==== GIVEN INFORMATION ====

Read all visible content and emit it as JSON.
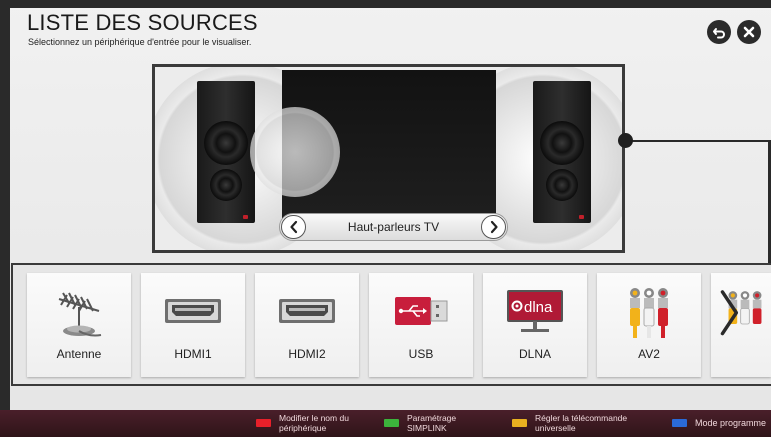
{
  "header": {
    "title": "LISTE DES SOURCES",
    "subtitle": "Sélectionnez un périphérique d'entrée pour le visualiser."
  },
  "preview": {
    "selected_output": "Haut-parleurs TV"
  },
  "sources": [
    {
      "label": "Antenne",
      "icon": "antenna-icon"
    },
    {
      "label": "HDMI1",
      "icon": "hdmi-port-icon"
    },
    {
      "label": "HDMI2",
      "icon": "hdmi-port-icon"
    },
    {
      "label": "USB",
      "icon": "usb-icon"
    },
    {
      "label": "DLNA",
      "icon": "dlna-icon",
      "icon_text": "dlna"
    },
    {
      "label": "AV2",
      "icon": "rca-cables-icon"
    },
    {
      "label": "",
      "icon": "rca-cables-icon"
    }
  ],
  "bottom_bar": [
    {
      "key_color": "#e8202a",
      "text_line1": "Modifier le nom du",
      "text_line2": "périphérique"
    },
    {
      "key_color": "#3cb43c",
      "text_line1": "Paramétrage",
      "text_line2": "SIMPLINK"
    },
    {
      "key_color": "#e8b020",
      "text_line1": "Régler la télécommande",
      "text_line2": "universelle"
    },
    {
      "key_color": "#2a6ad8",
      "text_line1": "Mode programme",
      "text_line2": ""
    }
  ],
  "colors": {
    "frame_border": "#3a3a3a",
    "bottom_bar": "#3a1820",
    "speaker_led": "#c0202a"
  }
}
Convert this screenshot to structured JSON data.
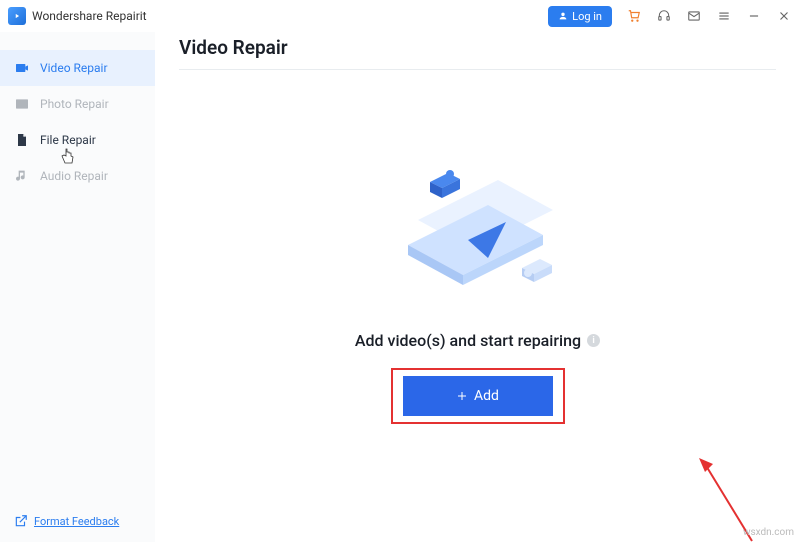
{
  "titlebar": {
    "app_name": "Wondershare Repairit",
    "login_label": "Log in"
  },
  "sidebar": {
    "items": [
      {
        "label": "Video Repair"
      },
      {
        "label": "Photo Repair"
      },
      {
        "label": "File Repair"
      },
      {
        "label": "Audio Repair"
      }
    ],
    "feedback_label": "Format Feedback"
  },
  "main": {
    "title": "Video Repair",
    "hint": "Add video(s) and start repairing",
    "add_label": "Add"
  },
  "watermark": "wsxdn.com"
}
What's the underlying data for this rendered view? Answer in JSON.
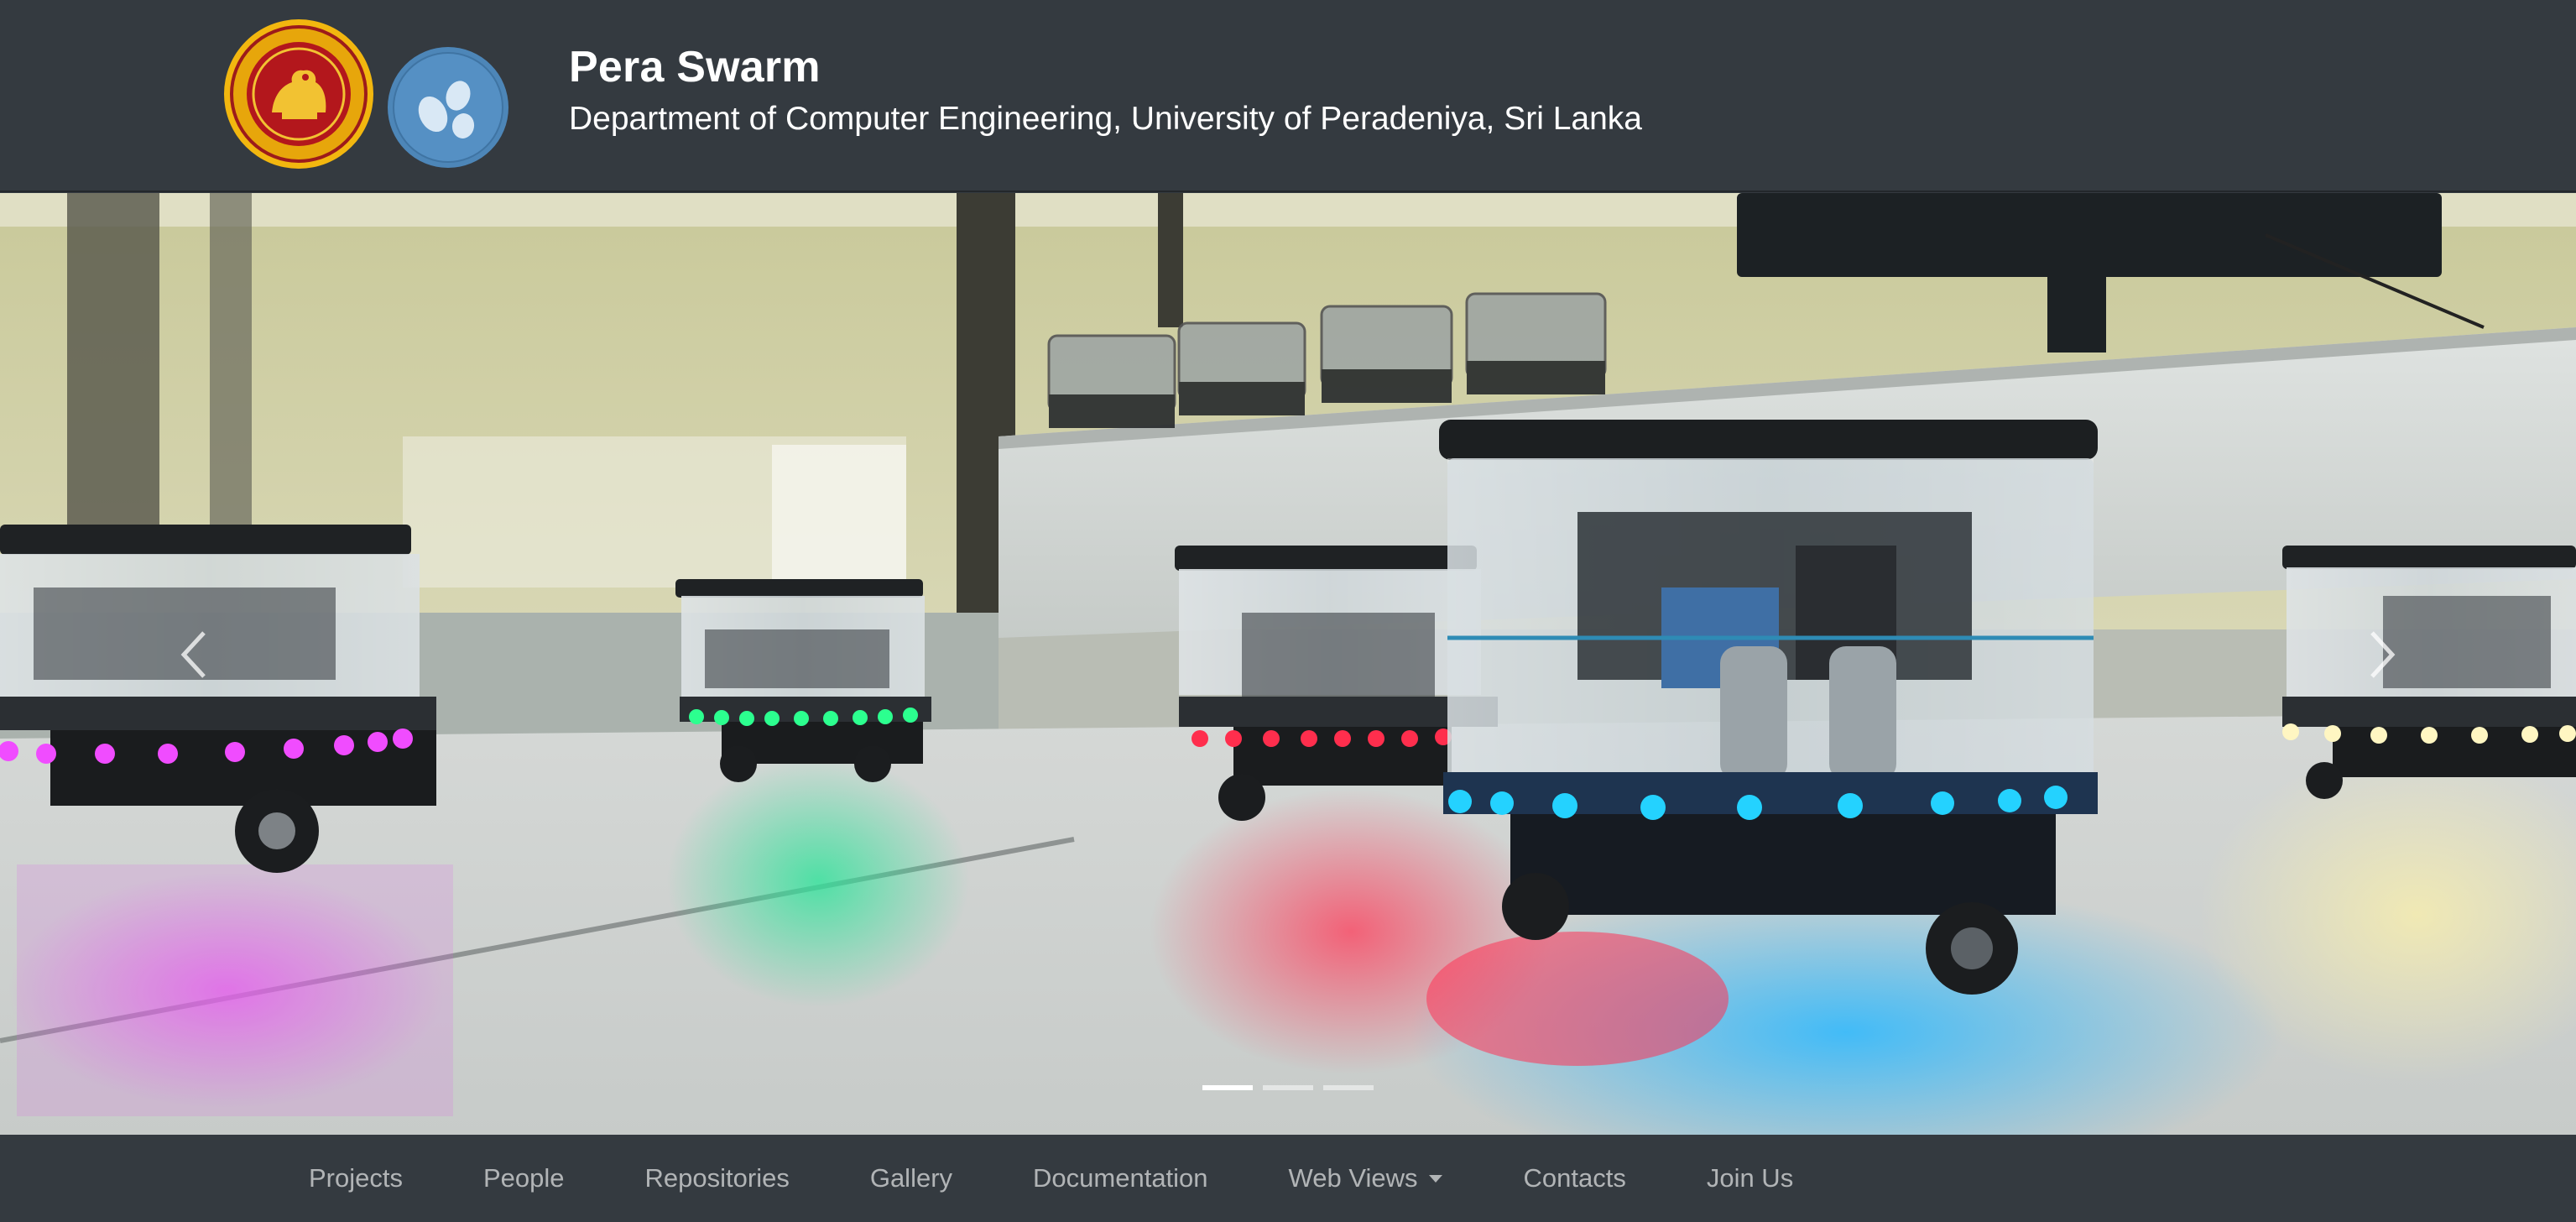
{
  "header": {
    "title": "Pera Swarm",
    "subtitle": "Department of Computer Engineering, University of Peradeniya, Sri Lanka",
    "logos": [
      "university-of-peradeniya-crest",
      "pera-swarm-logo"
    ]
  },
  "carousel": {
    "slide_count": 3,
    "active_index": 0,
    "prev_icon": "chevron-left-icon",
    "next_icon": "chevron-right-icon",
    "led_colors": [
      "#e83cff",
      "#22ff88",
      "#ff2850",
      "#22c8ff",
      "#fff4b0"
    ]
  },
  "nav": {
    "items": [
      {
        "label": "Projects"
      },
      {
        "label": "People"
      },
      {
        "label": "Repositories"
      },
      {
        "label": "Gallery"
      },
      {
        "label": "Documentation"
      },
      {
        "label": "Web Views",
        "dropdown": true
      },
      {
        "label": "Contacts"
      },
      {
        "label": "Join Us"
      }
    ]
  },
  "colors": {
    "header_bg": "#343a40",
    "nav_text": "#9da0a3",
    "brand_text": "#ffffff"
  }
}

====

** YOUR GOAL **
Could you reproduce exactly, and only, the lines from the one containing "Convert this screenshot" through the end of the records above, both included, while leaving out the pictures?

** TASK ANSWER **
Convert this screenshot to structured JSON data.
{
  "titlebar": {
    "app_name": "Wondershare Repairit",
    "login_label": "Log in"
  },
  "sidebar": {
    "items": [
      {
        "label": "Video Repair"
      },
      {
        "label": "Photo Repair"
      },
      {
        "label": "File Repair"
      },
      {
        "label": "Audio Repair"
      }
    ],
    "feedback_label": "Format Feedback"
  },
  "main": {
    "title": "Video Repair",
    "hint": "Add video(s) and start repairing",
    "add_label": "Add"
  },
  "watermark": "wsxdn.com"
}
What's the underlying data for this rendered view? Answer in JSON.
{
  "header": {
    "title": "Pera Swarm",
    "subtitle": "Department of Computer Engineering, University of Peradeniya, Sri Lanka",
    "logos": [
      "university-of-peradeniya-crest",
      "pera-swarm-logo"
    ]
  },
  "carousel": {
    "slide_count": 3,
    "active_index": 0,
    "prev_icon": "chevron-left-icon",
    "next_icon": "chevron-right-icon",
    "led_colors": [
      "#e83cff",
      "#22ff88",
      "#ff2850",
      "#22c8ff",
      "#fff4b0"
    ]
  },
  "nav": {
    "items": [
      {
        "label": "Projects"
      },
      {
        "label": "People"
      },
      {
        "label": "Repositories"
      },
      {
        "label": "Gallery"
      },
      {
        "label": "Documentation"
      },
      {
        "label": "Web Views",
        "dropdown": true
      },
      {
        "label": "Contacts"
      },
      {
        "label": "Join Us"
      }
    ]
  },
  "colors": {
    "header_bg": "#343a40",
    "nav_text": "#9da0a3",
    "brand_text": "#ffffff"
  }
}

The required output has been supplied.